412 caught in massive health care fraud probe
The Department of Justice announced that the largest health care fraud enforcement action in history resulted in charges against 412 individuals, including 115 doctors and nurses, who collectively bilked Medicare, Medicaid and TRICARE out of $1.3 billion. Of those charged, 120 were accused of prescribing and distributing opioids and other dangerous narcotics to patients who had no legitimate need for them. “Too many trusted medical professionals like doctors, nurses and pharmacists have chosen to violate their oaths and put greed ahead of their patients,” Attorney General Jeff Sessions said. “Healthcare fraud is not only a criminal act that costs billions of taxpayer dollars—it is an affront to all Americans who rely on our national healthcare programs for access to critical healthcare services,” Health and Human Services Secretary Tom Price said.
Lifer gets 29 years for drug trafficking
Daniel Alo, 46, who is serving a life sentence in a Georgia prison, will be transferred to a federal penitentiary to serve a 29-year sentence for running a drug gang from his state prison cell.
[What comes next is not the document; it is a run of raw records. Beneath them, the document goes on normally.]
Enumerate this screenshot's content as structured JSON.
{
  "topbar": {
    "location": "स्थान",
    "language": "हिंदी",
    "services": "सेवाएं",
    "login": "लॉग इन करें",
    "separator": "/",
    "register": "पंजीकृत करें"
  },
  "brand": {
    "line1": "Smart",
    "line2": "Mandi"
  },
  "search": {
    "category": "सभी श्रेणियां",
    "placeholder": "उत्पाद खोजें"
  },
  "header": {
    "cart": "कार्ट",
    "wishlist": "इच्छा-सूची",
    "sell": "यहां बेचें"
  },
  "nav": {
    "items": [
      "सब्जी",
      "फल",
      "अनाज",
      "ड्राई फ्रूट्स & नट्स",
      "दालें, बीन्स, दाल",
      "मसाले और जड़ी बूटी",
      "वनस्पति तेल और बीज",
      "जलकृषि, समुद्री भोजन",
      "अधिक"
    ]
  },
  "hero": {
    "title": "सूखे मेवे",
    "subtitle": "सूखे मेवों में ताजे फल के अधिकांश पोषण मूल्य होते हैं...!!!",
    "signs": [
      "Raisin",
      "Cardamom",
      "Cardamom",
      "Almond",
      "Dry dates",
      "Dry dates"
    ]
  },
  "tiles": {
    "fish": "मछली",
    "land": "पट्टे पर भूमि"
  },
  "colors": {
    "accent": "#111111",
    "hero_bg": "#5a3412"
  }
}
The Bureau of Alcohol, Tobacco, Firearms and Explosives said Alo recruited members of several gangs both inside and out of the prison, and used drones and corrupt guards to smuggle phones and contraband into the prison. A 2015 sting operation resulted in the seizure of 11 pounds of crystal methamphetamine and $600,000 in currency and led to the arrest and conviction of Ronnie Music who won $3 million in the Georgia lottery and used part of the money to buy narcotics for Alo’s gang.
Tobacco giant accused of undermining United Nations treaty
Philip Morris International, the cigarette-making subsidiary of tobacco and food giant Altria Group Inc., was accused of waging a secretive campaign to undermine a United Nations anti-smoking treaty. The Campaign for Tobacco-Free Kids said a Reuters news investigation revealed how the giant tobacco company, which is based in Richmond, Va., has conducted efforts to block international efforts to curb tobacco use while simultaneously claiming the company is committed to a “smoke-free future.”
Science agency urges strategy to reduce opioid use
The National Academies of Sciences, Engineering and Medicine said that reversing the effects of illicit use of addictive opioid medicines will require years of sustained and coordinated efforts. A report, which was requested by the U.S. Food and Drug Administration, claims it’s possible to stem the escalating use of opioids without foreclosing legitimate access to the narcotic drug by patients suffering from pain.
Robocaller hit with $2.88 million fine
Dialing Services, the operator of an automatic telephone call facility in Roswell, N.M., was fined $2.88 million for facilitating millions of illegal robocalls to mobile phones without consumers’ consent, the Federal Communications Commission said. The company was warned in 2013 that it could be held liable for compliance with the Telephone Consumer Protection Act for calls made on behalf of its customers. An investigation determined that the company continued making illegal robocalls after it received the warning.
NarcoBoss faces fentanyl charges
Henry Koffie, 32, of Darby, Pa., is facing charges that he imported and distributed wholesale quantities of fentanyl, a narcotic that is 50 times more powerful than heroin and requires law enforcement officers to take hazardous material precautions when coming into contact with it. U.S. Immigration and Customs Enforcement said Koffie completed more than 3,700 sales of “China White Synthetic Heroin Fentanyl Mix” through his dark website on the AlphaBay marketplace where he referred to himself as “NarcoBoss.”
33 rescued from locked trailer
Border patrol agents at Laredo, Tex., ordered a secondary inspection of a trailer after questioning the driver about his immigration status. When they broke open its locked doors, the agents found 33 illegal aliens inside, U.S. Customs and Border Protection said. The driver, who turned out to be a U.S. citizen, was arrested to face human trafficking charges. The aliens, who were Mexican and Guatemala nationals, will be deported back to their home countries.
Rip ‘n Read is a daily compilation of press releases found on hundreds of websites that are maintained by the federal government, think tanks, watchdog groups and national advocacy organizations. Press releases selected for this feature are, in the opinion of the editor, exceptionally newsworthy, interesting or just plain curious.
The press releases and documents linked to this report were posted on their websites on Thursday, July 13